Oil Sinks $9 in Two Days As Global Economy Cools
Wednesday, July 9, 2008
Oil prices tumbled yesterday for a second straight day, sliding $5.33 a barrel due in large measure to softening demand because of the slowdown in the U.S. and European economies.
Oil was off more than $6 a barrel in midday trading on the New York Mercantile Exchange before recovering slightly to settle at $136.04. Over the past two days, oil has skidded more than $9, the biggest decline since March.
Analysts attributed the slide to a number of other factors, including a stronger U.S. dollar and calmer rhetoric in the international dispute over Iran's nuclear plans. Iranian President Mahmoud Ahmadinejad yesterday publicly dismissed the possibility of war with the United States and Israel over his country's nuclear program. Analysts said concerns over a possible military strike against Iran, a major petroleum producer, had earlier helped drive up the price of oil.
Stocks rallied in response to the plummeting oil prices. The Dow Jones industrial average closed up 152.25 points, or 1.36 percent, to 11,384.21. The Standard & Poor's 500-stock index grew by 21.39, or 1.71 percent, to 1273.70, while the tech-heavy Nasdaq climbed by 51.12 points, or 2.28 percent, to close at 2294.44.

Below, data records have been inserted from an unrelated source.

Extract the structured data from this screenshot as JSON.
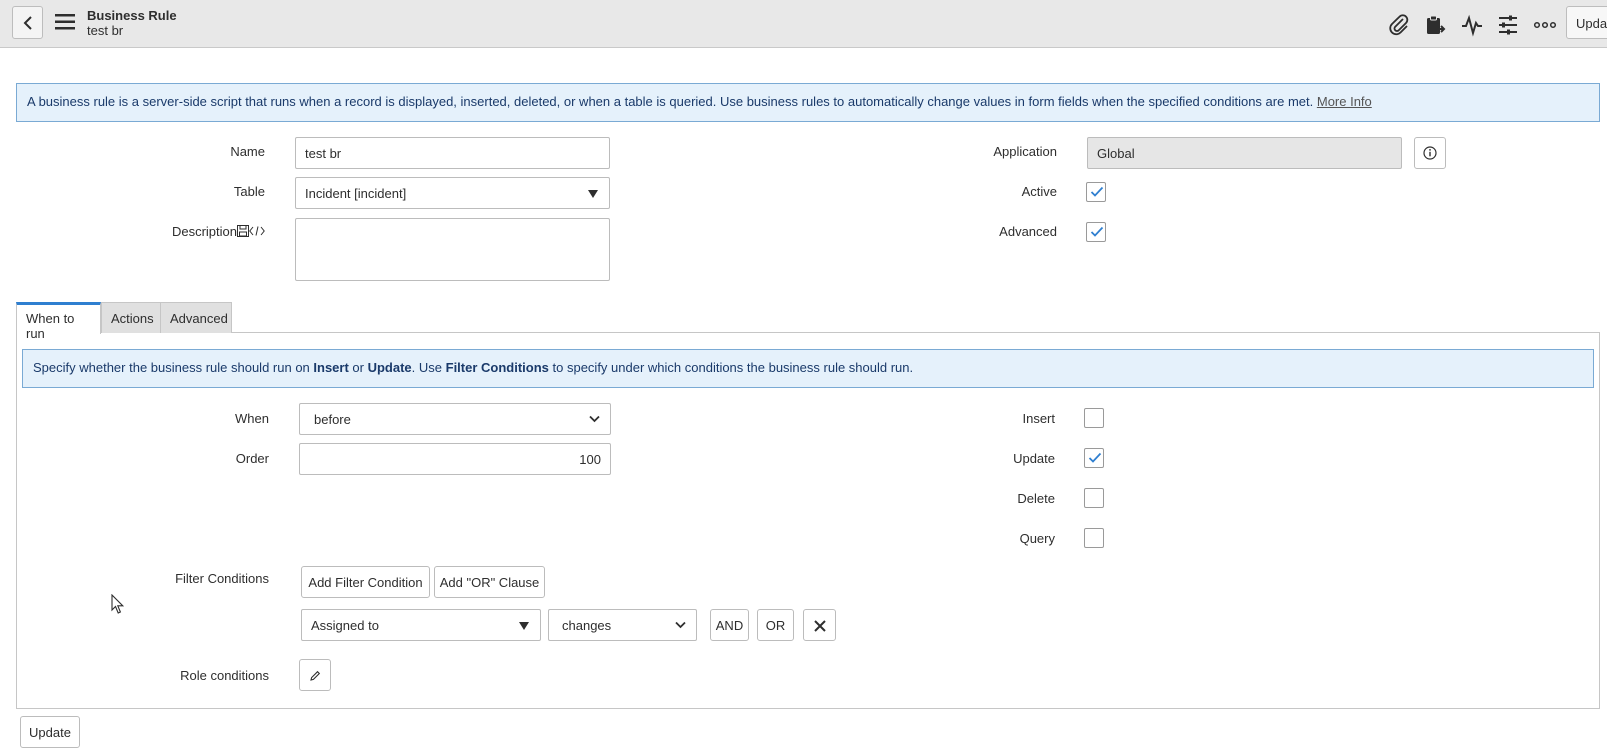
{
  "header": {
    "title": "Business Rule",
    "subtitle": "test br",
    "update_label": "Update",
    "icons": [
      "paperclip-icon",
      "clipboard-icon",
      "activity-icon",
      "sliders-icon",
      "more-icon"
    ]
  },
  "info_banner": {
    "text": "A business rule is a server-side script that runs when a record is displayed, inserted, deleted, or when a table is queried. Use business rules to automatically change values in form fields when the specified conditions are met.",
    "link": "More Info"
  },
  "form": {
    "name_label": "Name",
    "name_value": "test br",
    "table_label": "Table",
    "table_value": "Incident [incident]",
    "description_label": "Description",
    "description_value": "",
    "application_label": "Application",
    "application_value": "Global",
    "active_label": "Active",
    "active_checked": true,
    "advanced_label": "Advanced",
    "advanced_checked": true
  },
  "tabs": [
    {
      "label": "When to run",
      "active": true
    },
    {
      "label": "Actions",
      "active": false
    },
    {
      "label": "Advanced",
      "active": false
    }
  ],
  "when_to_run": {
    "banner": {
      "p1": "Specify whether the business rule should run on ",
      "insert": "Insert",
      "p2": " or ",
      "update": "Update",
      "p3": ". Use ",
      "filter": "Filter Conditions",
      "p4": " to specify under which conditions the business rule should run."
    },
    "when_label": "When",
    "when_value": "before",
    "order_label": "Order",
    "order_value": "100",
    "insert_label": "Insert",
    "insert_checked": false,
    "update_label": "Update",
    "update_checked": true,
    "delete_label": "Delete",
    "delete_checked": false,
    "query_label": "Query",
    "query_checked": false,
    "filter_conditions_label": "Filter Conditions",
    "add_filter_condition": "Add Filter Condition",
    "add_or_clause": "Add \"OR\" Clause",
    "condition_field": "Assigned to",
    "condition_operator": "changes",
    "and_label": "AND",
    "or_label": "OR",
    "role_conditions_label": "Role conditions"
  },
  "footer": {
    "update_label": "Update"
  }
}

"The good news is, oil prices declined sharply," said John Lonski, chief economist for Moody's Investors Services. "The bad news is, it was expectations of a slower global economy that drove prices lower."
Lonski pointed to the J.P. Morgan Global Purchasing Managers Indices, or PMI, as evidence of the worldwide economic slowdown responsible for the drop in demand. The PMI measures the economic growth rate in the manufacturing and services sectors. The latest index, released Thursday, ranked global manufacturing at its lowest level since June 2003. Estimated global GDP growth also clocked in at its lowest since the first quarter of 2003.
"The latest PMI data signaled that the global service sector took a turn for the worse in June, with activity and new business declining for the first time in five months and leading to further job losses," wrote David Hensley, director of global economics coordination at J.P. Morgan Chase.
A monthly report published yesterday by the Energy Information Administration, part of the U.S. Department of Energy, predicted that total U.S. consumption would shrink by 400,000 barrels a day in 2008, a sharper drop than expected in the previous month's report.
The slowing economic activity has also reduced demand for other commodities, whose prices dropped across the board yesterday. For instance, copper futures fell 4 percent and corn futures by 3.3 percent. For traders who have been betting on rising commodity prices over recent months, the reversal was a painful blow.
"It's a tough environment," said Andrew Brooks, head of U.S. commodity trading at T. Rowe Price. "There's a lot of emotion, there's a lot of huge volatility, and it's kind of challenging to figure out how to play here, or how to sort through all the emotion, if you will, and the psychology."
Despite the sharp drop in oil prices this week, the decline did little to reverse the run-up of recent months. The spot market price for oil yesterday is still $68.58 higher than a year ago.
And some analysts predict prices will go higher, despite softening demand in the United States and other industrialized countries, because of mounting demand in China, India and other developing nations.
"There's a bigger picture emerging, said Jeff Rubin, chief economist at CIBC World Markets. "That big picture is going to see oil prices continue to rise despite the fact that the U.S. has already seen peak demand. And by peak demand, I mean that, in five years from now, the U.S. economy is going to consume less oil than it does today."